Therapists at Rethink My Therapy can treat a number of mental health concerns, including bipolar disorder, post-traumatic stress disorder, and substance use, in addition to anxiety and depression. You can also get support for relationship and family issues.
Best for essential workers
This service connects essential workers and people affected by disasters and other crises with free or pay-what-you-can mental health support. You’ll also find links to other resources for affordable or free therapy on the website.
If you qualify for the service, you’ll receive up to four free or low cost sessions with a therapist of your choice. Therapists may offer telehealth or in-person therapy.
We’ve got a few more tips to help you find free online mental health support.
Check your insurance benefits
Some insurance plans cover online therapy or sessions with a therapist through virtual healthcare services like Teladoc or Amwell.

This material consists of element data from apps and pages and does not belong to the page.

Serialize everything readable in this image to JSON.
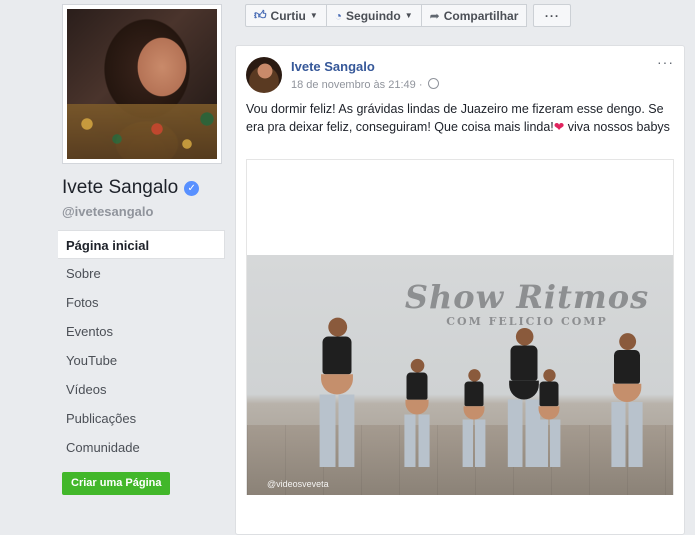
{
  "page": {
    "name": "Ivete Sangalo",
    "handle": "@ivetesangalo"
  },
  "nav": [
    {
      "label": "Página inicial",
      "active": true
    },
    {
      "label": "Sobre"
    },
    {
      "label": "Fotos"
    },
    {
      "label": "Eventos"
    },
    {
      "label": "YouTube"
    },
    {
      "label": "Vídeos"
    },
    {
      "label": "Publicações"
    },
    {
      "label": "Comunidade"
    }
  ],
  "create_page_label": "Criar uma Página",
  "actions": {
    "like": "Curtiu",
    "following": "Seguindo",
    "share": "Compartilhar",
    "more": "···"
  },
  "post": {
    "author": "Ivete Sangalo",
    "timestamp": "18 de novembro às 21:49",
    "text_before_heart": "Vou dormir feliz! As grávidas lindas de Juazeiro me fizeram esse dengo. Se era pra deixar feliz, conseguiram! Que coisa mais linda!",
    "text_after_heart": " viva nossos babys",
    "menu": "···",
    "video": {
      "sign_line1": "Show Ritmos",
      "sign_line2": "COM FELICIO COMP",
      "watermark": "@videosveveta"
    }
  },
  "colors": {
    "link": "#365899",
    "create_button": "#42b72a",
    "verified": "#5890ff",
    "heart": "#e0245e"
  }
}
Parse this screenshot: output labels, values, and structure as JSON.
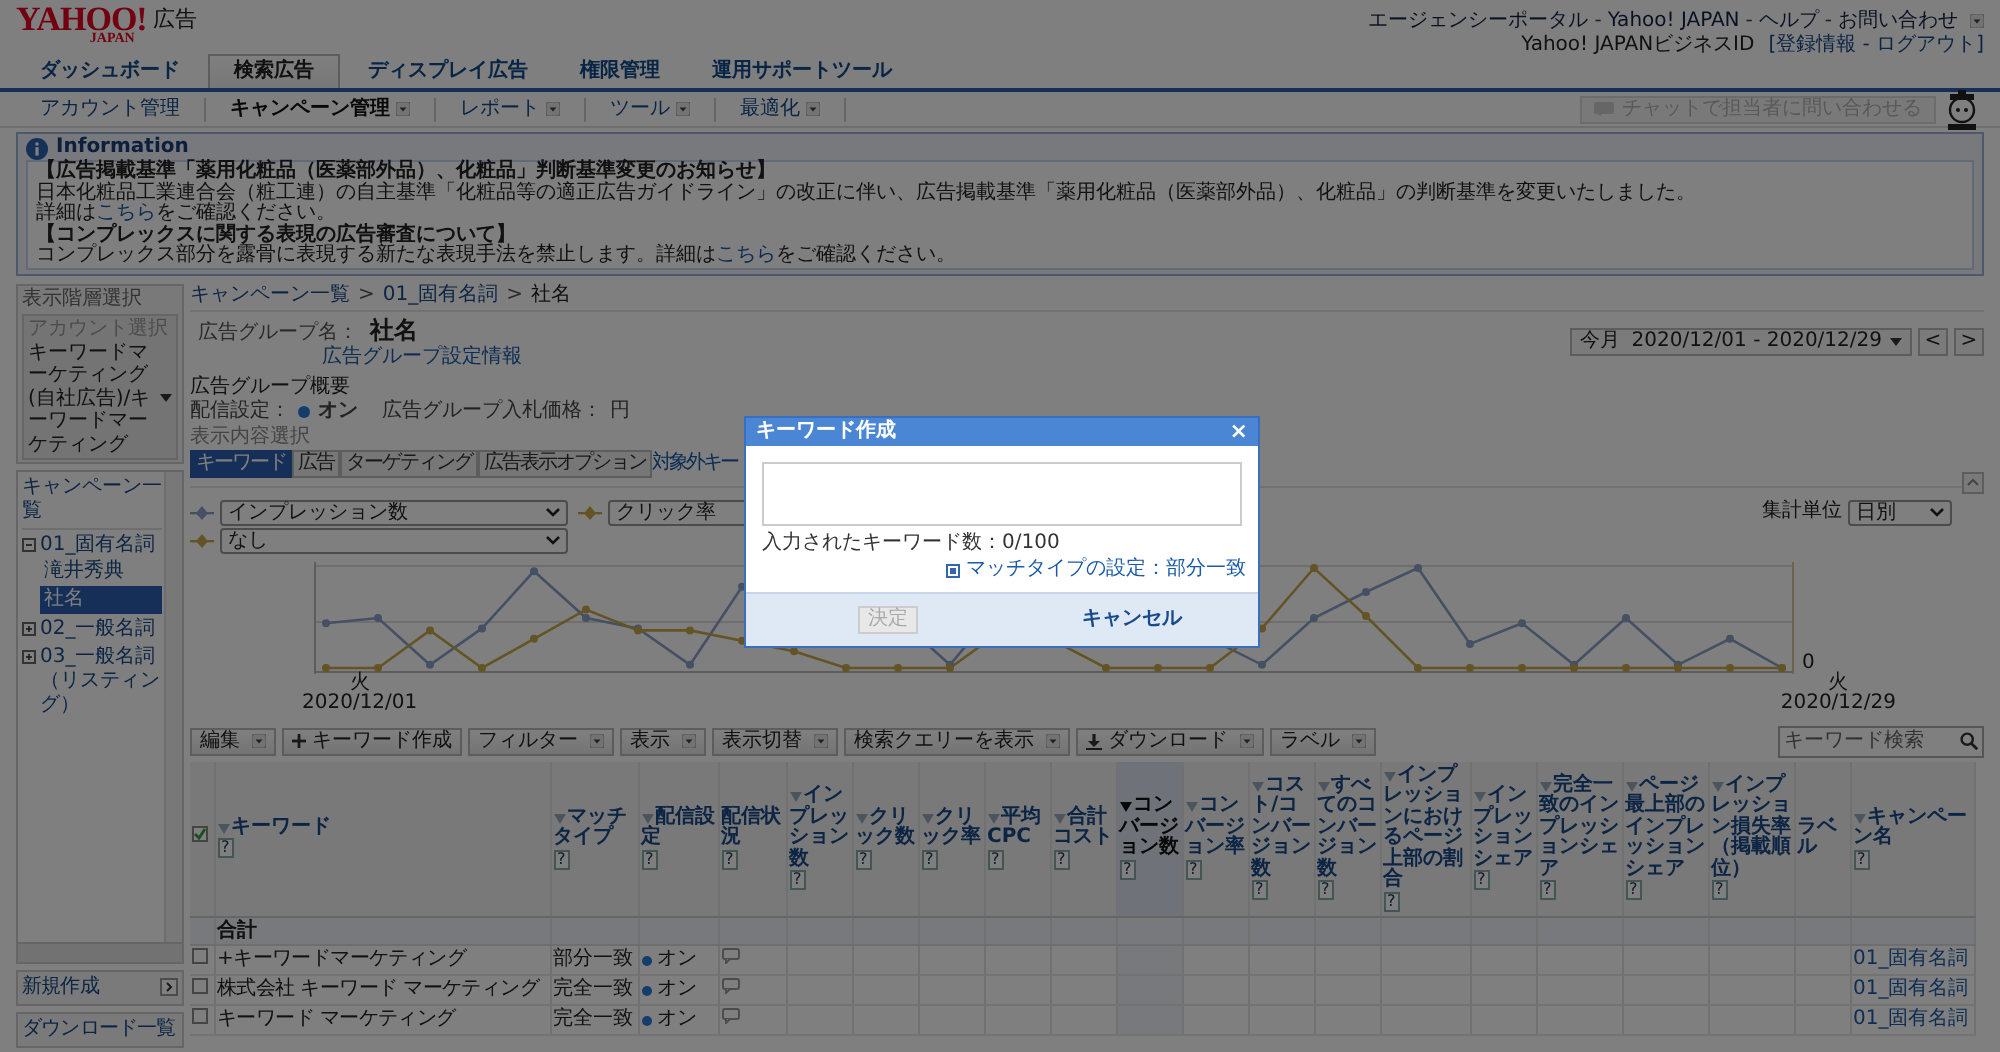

If your insurance covers therapy in general, those benefits will extend to video sessions with a local mental health professional.
Explore community resources
During the COVID-19 pandemic, many community support groups or mental health centers have taken their services online. An online search for “free mental health support near me” can help you find resources in your area.
Many workplaces also offer mental health benefits through Employee Assistance Programs. Check with your human resources department to find out whether your employer offers counseling or resources for mental health support.
Local universities may also offer free counseling or support groups.
Visit trusted mental health organizations
Some therapists reserve a few sessions each week for clients who are unable to pay the full therapy fee. Even if they usually provide face-to-face therapy, most providers now offer online sessions for COVID-19 safety reasons.
To find a therapist in your area who may offer free or low cost mental healthcare, visit:
- American Psychological Association
- Substance Abuse and Mental Health Services Administration
- Open Path Psychotherapy Collective
- Ayana Therapy
- Therapy for Latinx
- National Queer and Trans Therapists of Color Network
- Inclusive Therapists
- Institute for Muslim Mental Health
- Asian, Pacific Islander, and South Asian American (APISAA) Therapist Directory
If you’re having thoughts of suicide or self-harm, you can access free support right away with these resources:
- The National Suicide Prevention Lifeline. Call the Lifeline at 800-273-8255, 24 hours a day, 7 days a week.
- The Trevor Project. LGBTQIA+ and under 25 years old? Call 866-488-7386, text START to 678678, or chat online 24-7.
- Veterans Crisis Line. Call 800-273-8255, text 838255, or chat online 24-7.
- Befrienders Worldwide. This international crisis helpline network can help you find a local helpline.
There’s no denying that therapy can get expensive, especially when it comes to online therapy subscriptions not covered by insurance. You typically can’t use these online therapy services free of charge, but don’t let that discourage you.
Finding free or significantly discounted therapy may take time and effort, but you do have options for support.
Many therapists recognize that not everyone who needs help can afford it, so it’s always worth asking whether they can work with your budget or refer you to someone who can.